**Problem to solve**
Take each line from the entries that holds "text" and copy it out.

[Component data from apps and pages]
- Opening Delimiter -

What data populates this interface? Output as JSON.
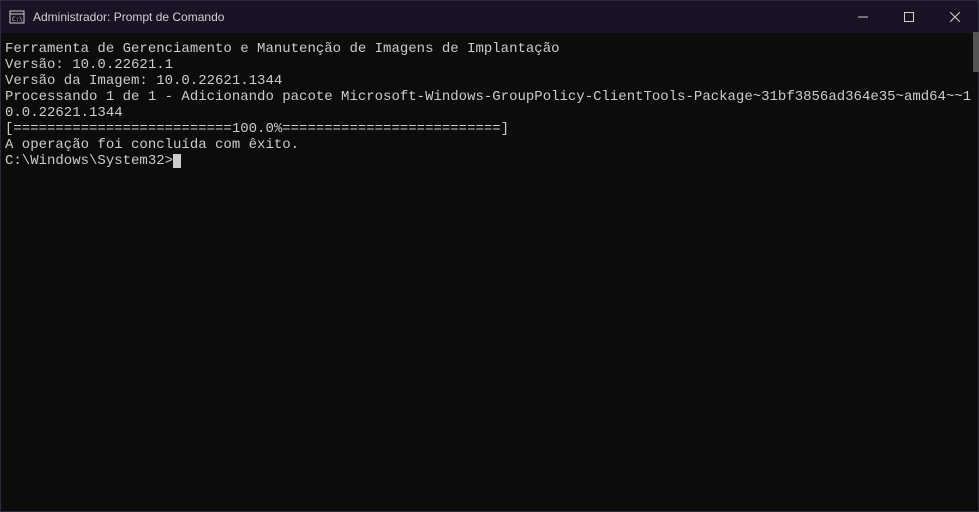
{
  "titlebar": {
    "title": "Administrador: Prompt de Comando"
  },
  "terminal": {
    "line1": "Ferramenta de Gerenciamento e Manutenção de Imagens de Implantação",
    "line2": "Versão: 10.0.22621.1",
    "line3": "",
    "line4": "Versão da Imagem: 10.0.22621.1344",
    "line5": "",
    "line6": "Processando 1 de 1 - Adicionando pacote Microsoft-Windows-GroupPolicy-ClientTools-Package~31bf3856ad364e35~amd64~~10.0.22621.1344",
    "line7": "[==========================100.0%==========================]",
    "line8": "A operação foi concluída com êxito.",
    "line9": "",
    "prompt": "C:\\Windows\\System32>"
  }
}
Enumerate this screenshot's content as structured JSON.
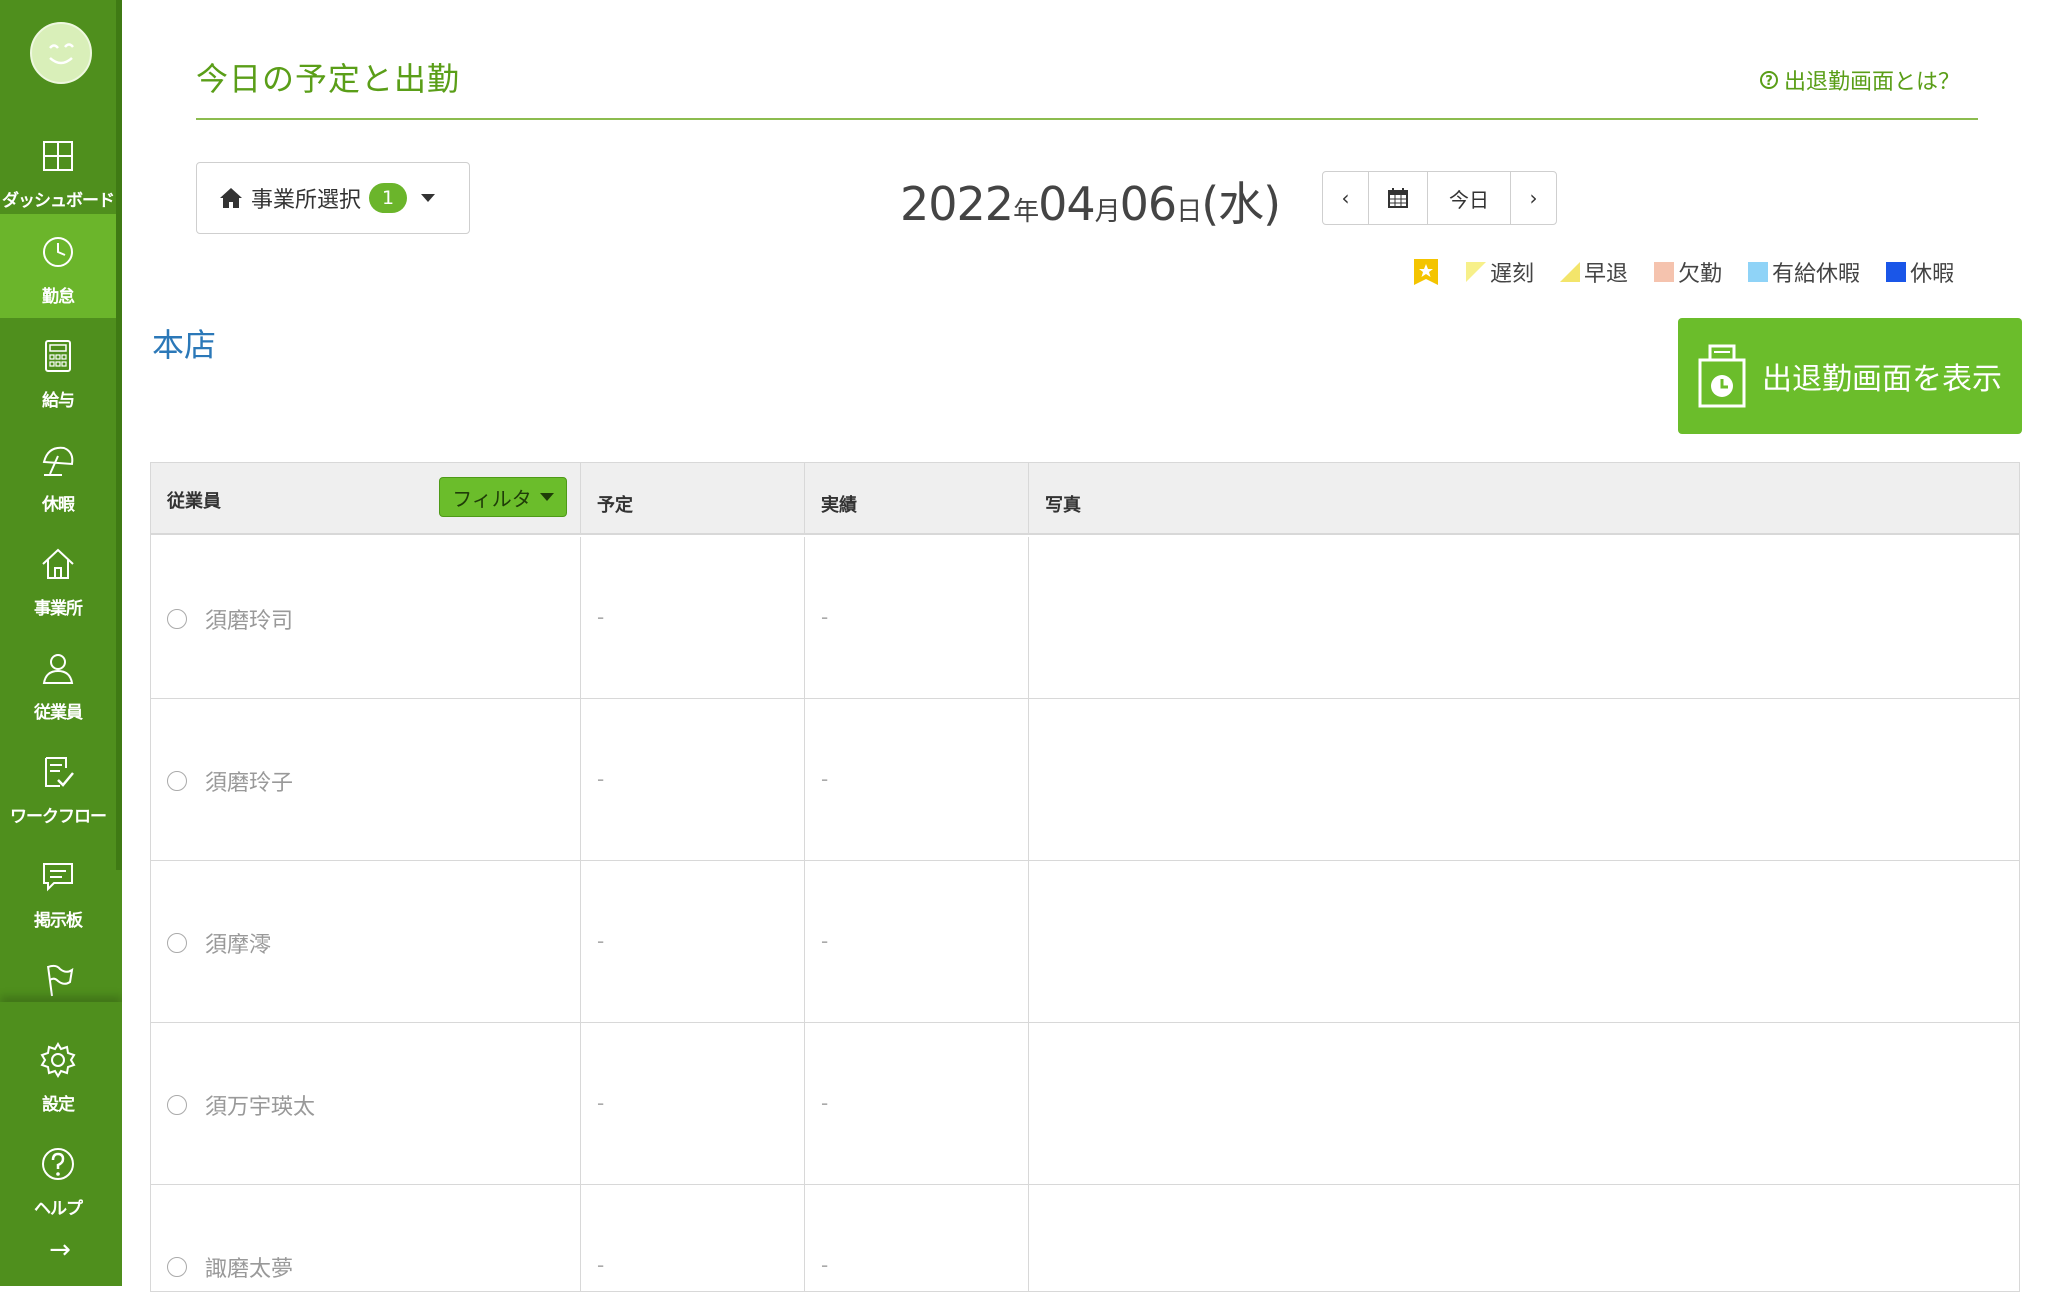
{
  "sidebar": {
    "items": [
      {
        "label": "ダッシュボード",
        "icon": "dashboard-icon"
      },
      {
        "label": "勤怠",
        "icon": "clock-icon"
      },
      {
        "label": "給与",
        "icon": "calculator-icon"
      },
      {
        "label": "休暇",
        "icon": "umbrella-icon"
      },
      {
        "label": "事業所",
        "icon": "home-icon"
      },
      {
        "label": "従業員",
        "icon": "user-icon"
      },
      {
        "label": "ワークフロー",
        "icon": "checklist-icon"
      },
      {
        "label": "掲示板",
        "icon": "message-icon"
      }
    ],
    "bottom_items": [
      {
        "label": "設定",
        "icon": "gear-icon"
      },
      {
        "label": "ヘルプ",
        "icon": "help-icon"
      }
    ],
    "collapse_icon": "→",
    "active_index": 1
  },
  "header": {
    "title": "今日の予定と出勤",
    "help_link": "出退勤画面とは？",
    "help_icon": "?"
  },
  "office_select": {
    "label": "事業所選択",
    "count": "1"
  },
  "date": {
    "year": "2022",
    "year_unit": "年",
    "month": "04",
    "month_unit": "月",
    "day": "06",
    "day_unit": "日",
    "weekday": "(水)"
  },
  "date_nav": {
    "prev": "‹",
    "today": "今日",
    "next": "›"
  },
  "legend": {
    "items": [
      {
        "label": "遅刻",
        "color": "#f7f08a"
      },
      {
        "label": "早退",
        "color": "#f3e56b"
      },
      {
        "label": "欠勤",
        "color": "#f5c3ae"
      },
      {
        "label": "有給休暇",
        "color": "#8fd3f7"
      },
      {
        "label": "休暇",
        "color": "#1a56e8"
      }
    ],
    "star_color": "#f4c400"
  },
  "section": {
    "title": "本店",
    "show_button": "出退勤画面を表示"
  },
  "table": {
    "headers": {
      "employee": "従業員",
      "filter": "フィルタ",
      "schedule": "予定",
      "actual": "実績",
      "photo": "写真"
    },
    "rows": [
      {
        "name": "須磨玲司",
        "schedule": "-",
        "actual": "-"
      },
      {
        "name": "須磨玲子",
        "schedule": "-",
        "actual": "-"
      },
      {
        "name": "須摩澪",
        "schedule": "-",
        "actual": "-"
      },
      {
        "name": "須万宇瑛太",
        "schedule": "-",
        "actual": "-"
      },
      {
        "name": "諏磨太夢",
        "schedule": "-",
        "actual": "-"
      }
    ]
  },
  "colors": {
    "sidebar": "#4f8f1d",
    "sidebar_active": "#6bb52b",
    "accent_green": "#5a9e18",
    "button_green": "#6bbd2b",
    "section_blue": "#2b78b8"
  }
}
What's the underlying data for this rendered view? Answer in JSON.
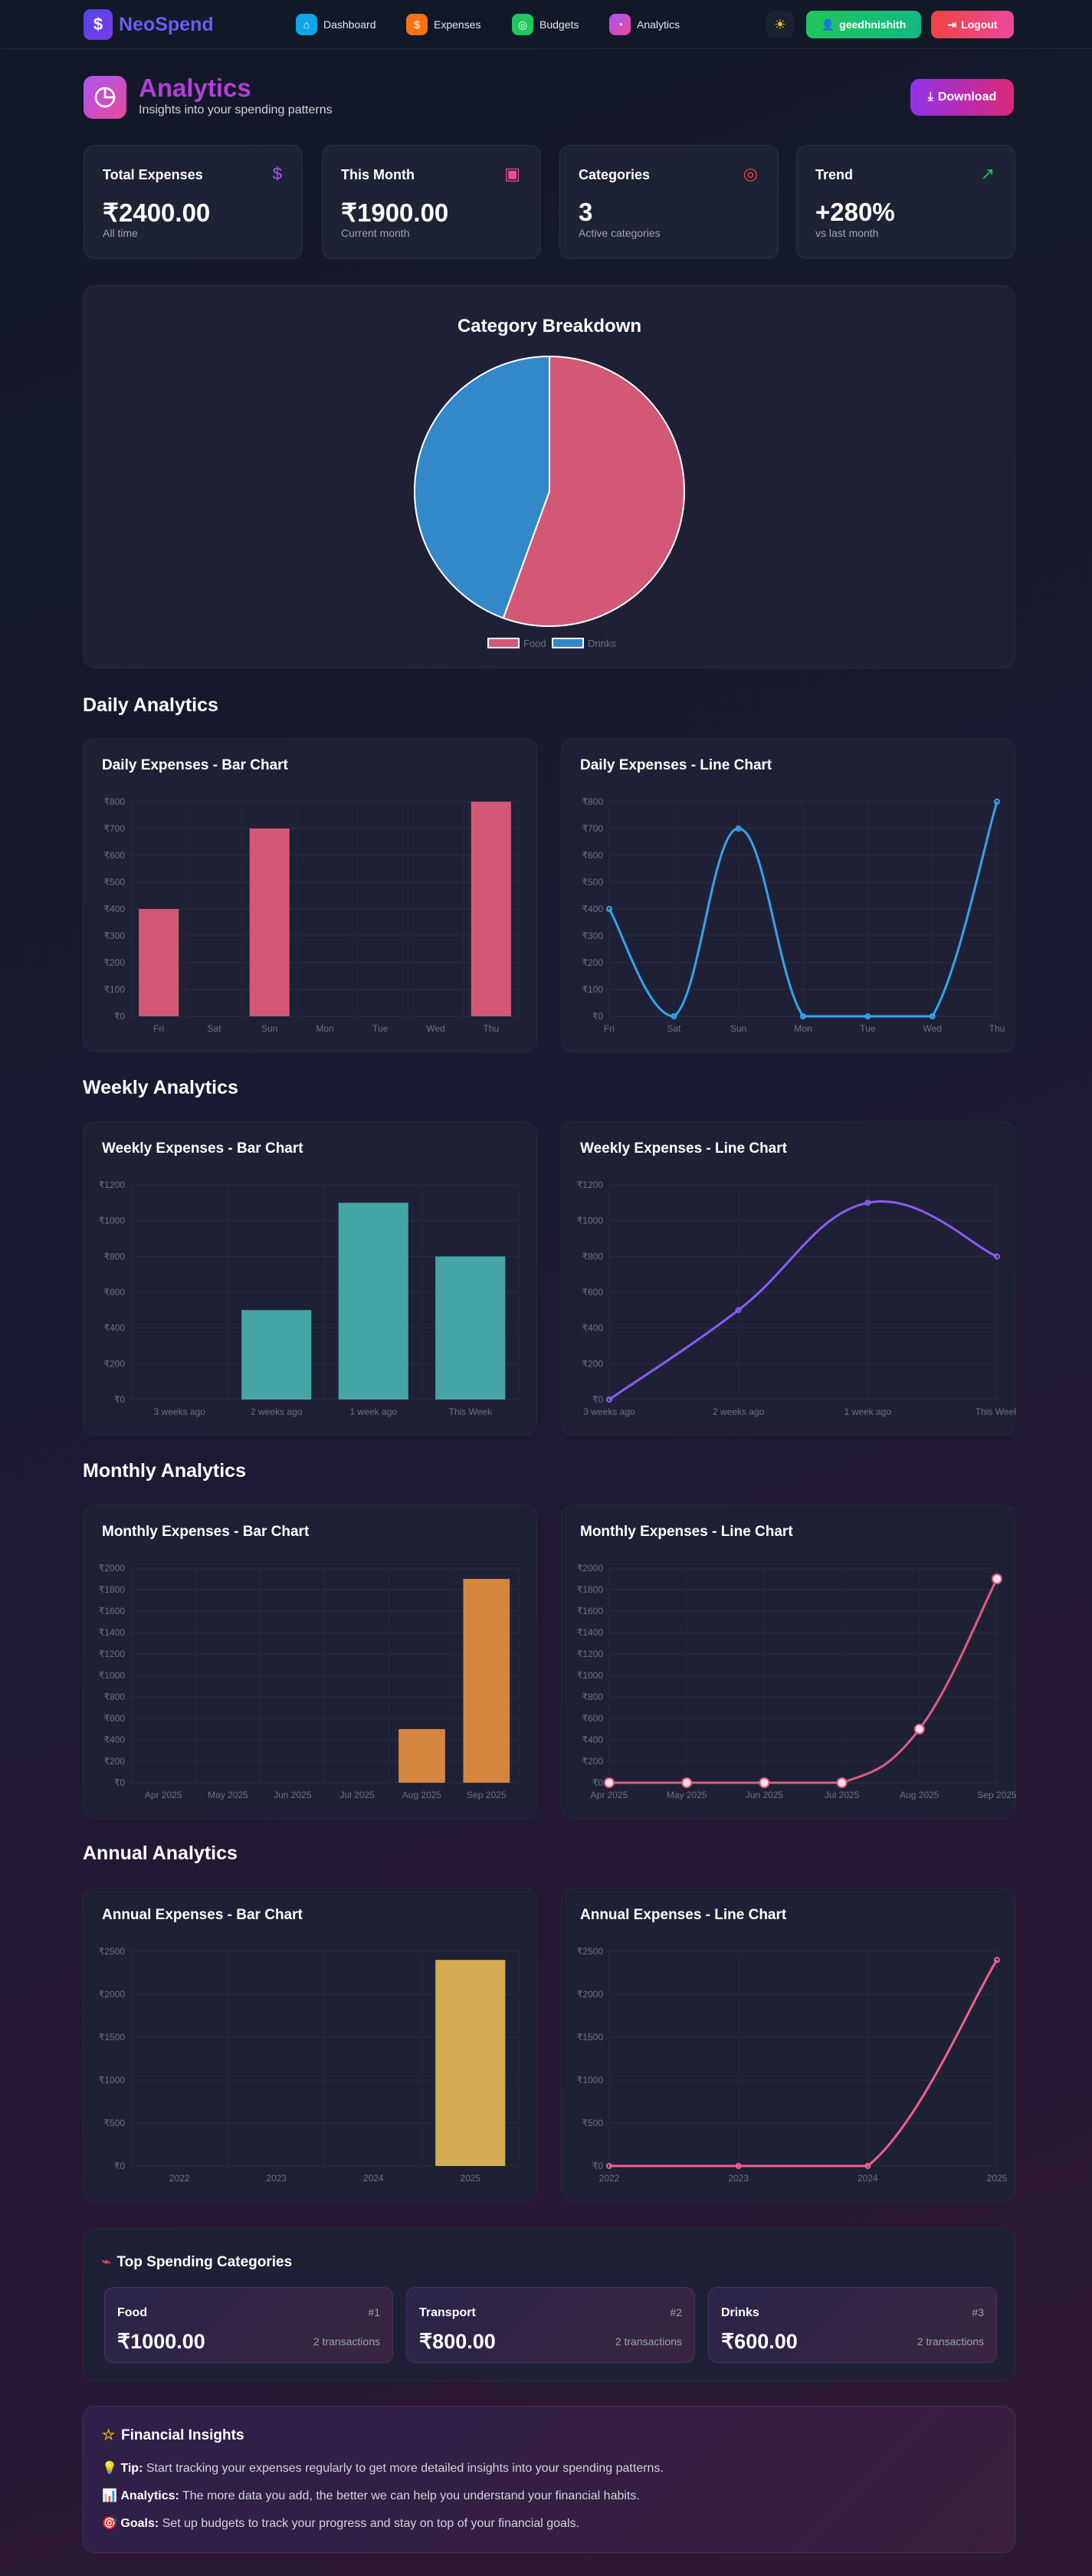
{
  "nav": {
    "brand": "NeoSpend",
    "items": [
      {
        "label": "Dashboard",
        "color": "#0ea5e9",
        "icon": "⌂"
      },
      {
        "label": "Expenses",
        "color": "#f97316",
        "icon": "$"
      },
      {
        "label": "Budgets",
        "color": "#22c55e",
        "icon": "◎"
      },
      {
        "label": "Analytics",
        "color": "#c026d3",
        "icon": "◔"
      }
    ],
    "user": "geedhnishith",
    "logout": "Logout"
  },
  "header": {
    "title": "Analytics",
    "subtitle": "Insights into your spending patterns",
    "download": "Download"
  },
  "stats": [
    {
      "title": "Total Expenses",
      "value": "₹2400.00",
      "sub": "All time",
      "icon": "$",
      "color": "#a855f7"
    },
    {
      "title": "This Month",
      "value": "₹1900.00",
      "sub": "Current month",
      "icon": "▣",
      "color": "#ec4899"
    },
    {
      "title": "Categories",
      "value": "3",
      "sub": "Active categories",
      "icon": "◎",
      "color": "#ef4444"
    },
    {
      "title": "Trend",
      "value": "+280%",
      "sub": "vs last month",
      "icon": "↗",
      "color": "#22c55e"
    }
  ],
  "sections": {
    "daily": "Daily Analytics",
    "weekly": "Weekly Analytics",
    "monthly": "Monthly Analytics",
    "annual": "Annual Analytics"
  },
  "chart_data": [
    {
      "id": "pie",
      "type": "pie",
      "title": "Category Breakdown",
      "labels": [
        "Food",
        "Drinks"
      ],
      "values": [
        1000,
        800
      ],
      "colors": [
        "#d35876",
        "#3388c9"
      ],
      "legend": "bottom"
    },
    {
      "id": "daily-bar",
      "type": "bar",
      "title": "Daily Expenses - Bar Chart",
      "categories": [
        "Fri",
        "Sat",
        "Sun",
        "Mon",
        "Tue",
        "Wed",
        "Thu"
      ],
      "values": [
        400,
        0,
        700,
        0,
        0,
        0,
        800
      ],
      "ylim": [
        0,
        800
      ],
      "step": 100,
      "color": "#d35876",
      "yticks": [
        "₹0",
        "₹100",
        "₹200",
        "₹300",
        "₹400",
        "₹500",
        "₹600",
        "₹700",
        "₹800"
      ]
    },
    {
      "id": "daily-line",
      "type": "line",
      "title": "Daily Expenses - Line Chart",
      "categories": [
        "Fri",
        "Sat",
        "Sun",
        "Mon",
        "Tue",
        "Wed",
        "Thu"
      ],
      "values": [
        400,
        0,
        700,
        0,
        0,
        0,
        800
      ],
      "ylim": [
        0,
        800
      ],
      "step": 100,
      "color": "#36a2eb",
      "yticks": [
        "₹0",
        "₹100",
        "₹200",
        "₹300",
        "₹400",
        "₹500",
        "₹600",
        "₹700",
        "₹800"
      ]
    },
    {
      "id": "weekly-bar",
      "type": "bar",
      "title": "Weekly Expenses - Bar Chart",
      "categories": [
        "3 weeks ago",
        "2 weeks ago",
        "1 week ago",
        "This Week"
      ],
      "values": [
        0,
        500,
        1100,
        800
      ],
      "ylim": [
        0,
        1200
      ],
      "step": 200,
      "color": "#45a5a5",
      "yticks": [
        "₹0",
        "₹200",
        "₹400",
        "₹600",
        "₹800",
        "₹1000",
        "₹1200"
      ]
    },
    {
      "id": "weekly-line",
      "type": "line",
      "title": "Weekly Expenses - Line Chart",
      "categories": [
        "3 weeks ago",
        "2 weeks ago",
        "1 week ago",
        "This Week"
      ],
      "values": [
        0,
        500,
        1100,
        800
      ],
      "ylim": [
        0,
        1200
      ],
      "step": 200,
      "color": "#8b5cf6",
      "yticks": [
        "₹0",
        "₹200",
        "₹400",
        "₹600",
        "₹800",
        "₹1000",
        "₹1200"
      ]
    },
    {
      "id": "monthly-bar",
      "type": "bar",
      "title": "Monthly Expenses - Bar Chart",
      "categories": [
        "Apr 2025",
        "May 2025",
        "Jun 2025",
        "Jul 2025",
        "Aug 2025",
        "Sep 2025"
      ],
      "values": [
        0,
        0,
        0,
        0,
        500,
        1900
      ],
      "ylim": [
        0,
        2000
      ],
      "step": 200,
      "color": "#d4863e",
      "yticks": [
        "₹0",
        "₹200",
        "₹400",
        "₹600",
        "₹800",
        "₹1000",
        "₹1200",
        "₹1400",
        "₹1600",
        "₹1800",
        "₹2000"
      ]
    },
    {
      "id": "monthly-line",
      "type": "line",
      "title": "Monthly Expenses - Line Chart",
      "categories": [
        "Apr 2025",
        "May 2025",
        "Jun 2025",
        "Jul 2025",
        "Aug 2025",
        "Sep 2025"
      ],
      "values": [
        0,
        0,
        0,
        0,
        500,
        1900
      ],
      "ylim": [
        0,
        2000
      ],
      "step": 200,
      "color": "#e05a80",
      "bigPoints": true,
      "yticks": [
        "₹0",
        "₹200",
        "₹400",
        "₹600",
        "₹800",
        "₹1000",
        "₹1200",
        "₹1400",
        "₹1600",
        "₹1800",
        "₹2000"
      ]
    },
    {
      "id": "annual-bar",
      "type": "bar",
      "title": "Annual Expenses - Bar Chart",
      "categories": [
        "2022",
        "2023",
        "2024",
        "2025"
      ],
      "values": [
        0,
        0,
        0,
        2400
      ],
      "ylim": [
        0,
        2500
      ],
      "step": 500,
      "color": "#d4ad52",
      "yticks": [
        "₹0",
        "₹500",
        "₹1000",
        "₹1500",
        "₹2000",
        "₹2500"
      ]
    },
    {
      "id": "annual-line",
      "type": "line",
      "title": "Annual Expenses - Line Chart",
      "categories": [
        "2022",
        "2023",
        "2024",
        "2025"
      ],
      "values": [
        0,
        0,
        0,
        2400
      ],
      "ylim": [
        0,
        2500
      ],
      "step": 500,
      "color": "#f0608a",
      "yticks": [
        "₹0",
        "₹500",
        "₹1000",
        "₹1500",
        "₹2000",
        "₹2500"
      ]
    }
  ],
  "top": {
    "title": "Top Spending Categories",
    "items": [
      {
        "name": "Food",
        "rank": "#1",
        "amount": "₹1000.00",
        "count": "2 transactions"
      },
      {
        "name": "Transport",
        "rank": "#2",
        "amount": "₹800.00",
        "count": "2 transactions"
      },
      {
        "name": "Drinks",
        "rank": "#3",
        "amount": "₹600.00",
        "count": "2 transactions"
      }
    ]
  },
  "insights": {
    "title": "Financial Insights",
    "items": [
      {
        "emoji": "💡",
        "label": "Tip:",
        "text": " Start tracking your expenses regularly to get more detailed insights into your spending patterns."
      },
      {
        "emoji": "📊",
        "label": "Analytics:",
        "text": " The more data you add, the better we can help you understand your financial habits."
      },
      {
        "emoji": "🎯",
        "label": "Goals:",
        "text": " Set up budgets to track your progress and stay on top of your financial goals."
      }
    ]
  }
}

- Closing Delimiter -

**Completed exercise**
        "text": " Start tracking your expenses regularly to get more detailed insights into your spending patterns."
        "text": " The more data you add, the better we can help you understand your financial habits."
        "text": " Set up budgets to track your progress and stay on top of your financial goals."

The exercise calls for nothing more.